The Capped Heron is the only "all white" heron with a black cap and blue facial skin and bill. Additionally, the feathers of the neck usually are yellowish white or a light cream. The body shape has been described as "rather chunky" (Ridgely and Gwynne 1989), but this is a striking heron that is in no danger of being confused with any other species.
The Capped Heron perhaps is most similar to the Whistling Heron (Syrigma sibilatrix) but has much paler upperparts, and a longer bill that is blue, not pink with a dark tip (Sick 1993). In flight, suggests a white Black-crowned Night-Heron (Nycticorax nycticorax) (Ridgely and Gwynne 1989).
The following description is based on Wetmore (1965), except where otherwise indicated:
Adult: Sexes similar. Crown black, except for a white forecrown. Several (four or five) white plumes extend from the rear of the crown, ca 200-230 in length. Back and wings light gray. Breast, hindneck, and under surface of the wing are light cream-buff. Belly white. Neck is thick for a heron (Kushlan and Hancock 2005).
The creamy or yellowish color of the neck, breast and underwing have been described as an alternate ("breeding") plumage (Wetmore 1965, Ridgley and Gwynne 1989, Blake 1977, Hancock and Elliott 1978). Most ardeids do not have an alternate plumage (Pyle and Howell 2004), however, so it is unlikely that the creamy color is acquired through a molt. The cream colored neck may simply represent the definitive plumage (Odgen and Thomas 1985), or perhaps is a result of preening from the patches of powder-down feathers, as it is in the Whistling Heron (Syrigma sibilatrix) (Hancock and Elliott 1978).

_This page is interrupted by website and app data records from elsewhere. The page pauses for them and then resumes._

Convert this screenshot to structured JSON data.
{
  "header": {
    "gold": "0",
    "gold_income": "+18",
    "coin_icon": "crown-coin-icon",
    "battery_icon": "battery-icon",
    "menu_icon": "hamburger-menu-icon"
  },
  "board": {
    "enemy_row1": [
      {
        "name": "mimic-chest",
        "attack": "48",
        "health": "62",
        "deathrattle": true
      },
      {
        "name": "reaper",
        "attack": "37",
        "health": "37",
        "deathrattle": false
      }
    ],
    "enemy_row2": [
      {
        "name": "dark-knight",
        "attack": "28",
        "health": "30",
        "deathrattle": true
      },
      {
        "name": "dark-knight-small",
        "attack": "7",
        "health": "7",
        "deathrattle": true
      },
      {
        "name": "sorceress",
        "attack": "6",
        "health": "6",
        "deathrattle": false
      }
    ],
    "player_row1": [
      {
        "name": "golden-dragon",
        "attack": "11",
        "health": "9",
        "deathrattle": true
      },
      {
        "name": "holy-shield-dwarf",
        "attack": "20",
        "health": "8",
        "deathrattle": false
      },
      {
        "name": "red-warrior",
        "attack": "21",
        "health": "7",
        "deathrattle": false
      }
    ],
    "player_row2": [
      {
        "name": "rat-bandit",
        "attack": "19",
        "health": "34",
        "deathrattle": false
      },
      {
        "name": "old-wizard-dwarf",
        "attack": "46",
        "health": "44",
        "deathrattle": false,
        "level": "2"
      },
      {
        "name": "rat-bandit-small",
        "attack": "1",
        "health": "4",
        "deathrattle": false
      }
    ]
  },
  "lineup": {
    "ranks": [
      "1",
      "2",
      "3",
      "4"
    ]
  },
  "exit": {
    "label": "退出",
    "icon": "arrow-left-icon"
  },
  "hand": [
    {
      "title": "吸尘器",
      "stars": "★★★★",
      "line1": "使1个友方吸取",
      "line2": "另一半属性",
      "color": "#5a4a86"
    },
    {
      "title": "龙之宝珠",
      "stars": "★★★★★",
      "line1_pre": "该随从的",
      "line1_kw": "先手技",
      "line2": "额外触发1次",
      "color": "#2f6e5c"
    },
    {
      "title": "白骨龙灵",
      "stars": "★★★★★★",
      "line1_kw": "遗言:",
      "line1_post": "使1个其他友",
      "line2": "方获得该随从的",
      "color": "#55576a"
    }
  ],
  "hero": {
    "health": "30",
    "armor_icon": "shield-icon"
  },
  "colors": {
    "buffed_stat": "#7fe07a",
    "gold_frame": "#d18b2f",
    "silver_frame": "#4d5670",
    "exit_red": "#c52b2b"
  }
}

Juvenile: Similar to adult, but paler gray above, and with shorter nuchal plumes. Also the crown may be streaked with gray (Ridgely and Gwynne 1989).
No information known, but see Detailed Description (appearance) for details on the debate between breeding and adult plumage.
The following descriptions are based on Wetmore (1965), except where otherwise indicated:
Iris yellow or (Blake 1977) may be light brown.
Orbital skin and lores light blue.
Bill bluish neutral gray, somewhat darker at base, with a yellowish white tip. Bill may be red in the center and the blue of the soft parts may deepen during the breeding season (Kushlan and Hancock 2005).
Tarsi and toes bluish neutral gray.
Measurements are from Wetmore (1965) and based on specimens from Panama and northern Colombia. Mean in mm, followed by range in mm in parentheses.
Males (n=6): wing chord 271 (267-280); tail 99.1 (96-103.5); culmen from base 79.9 (75.8-81.7); tarsus 96 (92.6-98.7)
Females (n=5): wing chord 269 (263-274); tail 98.5 (95.5-101.4); culmen from base 82.1 (76-93); tarsus 93.5 (92.1-94.8)
Mass: 444-632 g (Willard 1985); January, male 518 g (Haverschmidt 1952)